Exploiting Loopholes in CAP

Michael Nygard talked about exploiting loopholes in the CAP theorem, which states that out of Consistency, Availability and Partition tolerance, you can only have a maximum of two. Typically the partition tolerance is the one that is most desirable to keep, which means that the choice typically comes between consistency and availability.

However, although the theorem is focussed on precise definitions, some of those assumptions can be weakened to provide a workable solution; Michael talked about various ‘loopholes’ (really, just relaxing some constraints) to improve certain aspects of the problem:

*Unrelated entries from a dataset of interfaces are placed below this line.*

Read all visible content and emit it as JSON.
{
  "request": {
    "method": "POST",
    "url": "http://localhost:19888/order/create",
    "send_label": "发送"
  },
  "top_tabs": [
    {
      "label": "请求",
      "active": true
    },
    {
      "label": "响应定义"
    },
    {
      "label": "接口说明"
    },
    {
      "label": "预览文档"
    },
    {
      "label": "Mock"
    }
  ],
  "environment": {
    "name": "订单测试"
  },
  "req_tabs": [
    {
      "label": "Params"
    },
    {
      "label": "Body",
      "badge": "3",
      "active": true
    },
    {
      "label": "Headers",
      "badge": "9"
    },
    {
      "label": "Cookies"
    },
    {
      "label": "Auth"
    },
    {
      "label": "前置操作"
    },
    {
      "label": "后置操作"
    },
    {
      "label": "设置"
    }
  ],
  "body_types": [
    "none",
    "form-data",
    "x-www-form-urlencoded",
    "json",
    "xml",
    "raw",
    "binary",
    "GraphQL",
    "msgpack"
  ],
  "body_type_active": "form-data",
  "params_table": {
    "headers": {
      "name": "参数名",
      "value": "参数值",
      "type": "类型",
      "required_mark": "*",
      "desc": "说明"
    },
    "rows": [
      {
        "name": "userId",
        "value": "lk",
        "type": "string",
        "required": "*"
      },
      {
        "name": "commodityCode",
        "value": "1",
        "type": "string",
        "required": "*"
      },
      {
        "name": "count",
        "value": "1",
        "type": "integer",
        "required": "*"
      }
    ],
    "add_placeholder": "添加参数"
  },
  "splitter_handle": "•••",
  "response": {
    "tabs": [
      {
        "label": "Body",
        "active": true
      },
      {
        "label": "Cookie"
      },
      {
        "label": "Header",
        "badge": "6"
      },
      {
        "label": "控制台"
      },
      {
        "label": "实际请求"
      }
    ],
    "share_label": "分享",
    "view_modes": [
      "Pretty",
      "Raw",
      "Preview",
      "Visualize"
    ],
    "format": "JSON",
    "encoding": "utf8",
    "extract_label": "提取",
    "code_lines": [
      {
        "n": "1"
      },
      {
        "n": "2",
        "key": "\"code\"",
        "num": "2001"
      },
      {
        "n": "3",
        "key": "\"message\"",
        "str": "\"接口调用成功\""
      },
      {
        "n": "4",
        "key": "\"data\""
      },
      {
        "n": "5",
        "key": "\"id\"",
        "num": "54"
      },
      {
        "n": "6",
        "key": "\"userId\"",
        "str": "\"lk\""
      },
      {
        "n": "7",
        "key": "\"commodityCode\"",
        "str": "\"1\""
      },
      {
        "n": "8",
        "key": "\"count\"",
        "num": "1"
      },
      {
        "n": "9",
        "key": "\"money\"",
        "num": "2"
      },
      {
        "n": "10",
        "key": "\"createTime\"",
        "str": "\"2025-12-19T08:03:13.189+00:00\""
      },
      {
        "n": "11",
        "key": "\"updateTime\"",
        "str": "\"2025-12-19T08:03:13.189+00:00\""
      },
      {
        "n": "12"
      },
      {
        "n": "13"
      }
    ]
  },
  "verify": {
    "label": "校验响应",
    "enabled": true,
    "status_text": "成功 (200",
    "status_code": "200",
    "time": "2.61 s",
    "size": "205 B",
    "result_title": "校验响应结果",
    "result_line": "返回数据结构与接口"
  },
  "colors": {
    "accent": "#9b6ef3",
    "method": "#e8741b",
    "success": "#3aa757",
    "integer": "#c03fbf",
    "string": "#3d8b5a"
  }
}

  1. Since reading mutable state is the problem, if reading is not required then the problem goes away by default, though this is not particularly useful!
  2. If the content is written but never modified (WORM) then reads will always be consistent.
  3. If the databases are always self-consistent – in other words, all database constraints are met – then reads will always be consistent even if some are out-of-date.
  4. Partition consistency and available within a subset can be performed, if the subset is in a well-defined area (e.g. within a data centre) connected by potentially disconnectable devices.
  5. Bounded consistency – the core may be consistent (e.g. read/write data) whilst external mirrors will be eventually consistent (e.g. caches).
  6. Stop using distributed systems (as useful as option 1).
  7. Use a more reliable network that provides guaranteed connectivity.
  8. Use an external reference point (such as GPS time signal) to ensure that operations can be linearized, as used by Google Spanner
  9. Redefine availability to mean read but not write; so reads always succeed but writes may fail in the case of a partition.
  10. Consider observable consistency, in which provided that the updates occur and results are visible when the system is consistent.

Michael has previously talked about this before; you can see his slides from QCon San Francisco as well as an interview on InfoQ.

Tim Bray on the future of the browser

Tim Bray concluded the day with a discussion on the future of the browser – presented, naturally, in a set of browser tabs.

The key point he made is that most client-side developers end up developing applications three times; once for the web, once for iOS and once for Android. For iOS and Android the development toolkits are well developed and built, but the web sites have had a lack of tools.

Part of the problem is that there are too many libraries and problems with JavaScript and the DOM model. However, the URLs and HTTP as a underlying transport model are right; so the future might be there but perhaps JavaScript needs to be removed from that equation. He showed some Go examples and advertised how server applications could be built in Go taking advantage of concurrency.

Wrap up of Day 1

QCon is a great conference, and this year is off to a flying start. One of the main things to get out of the conference is to meet and talk to new people, as well as to explore new technologies and processes. On to day 2!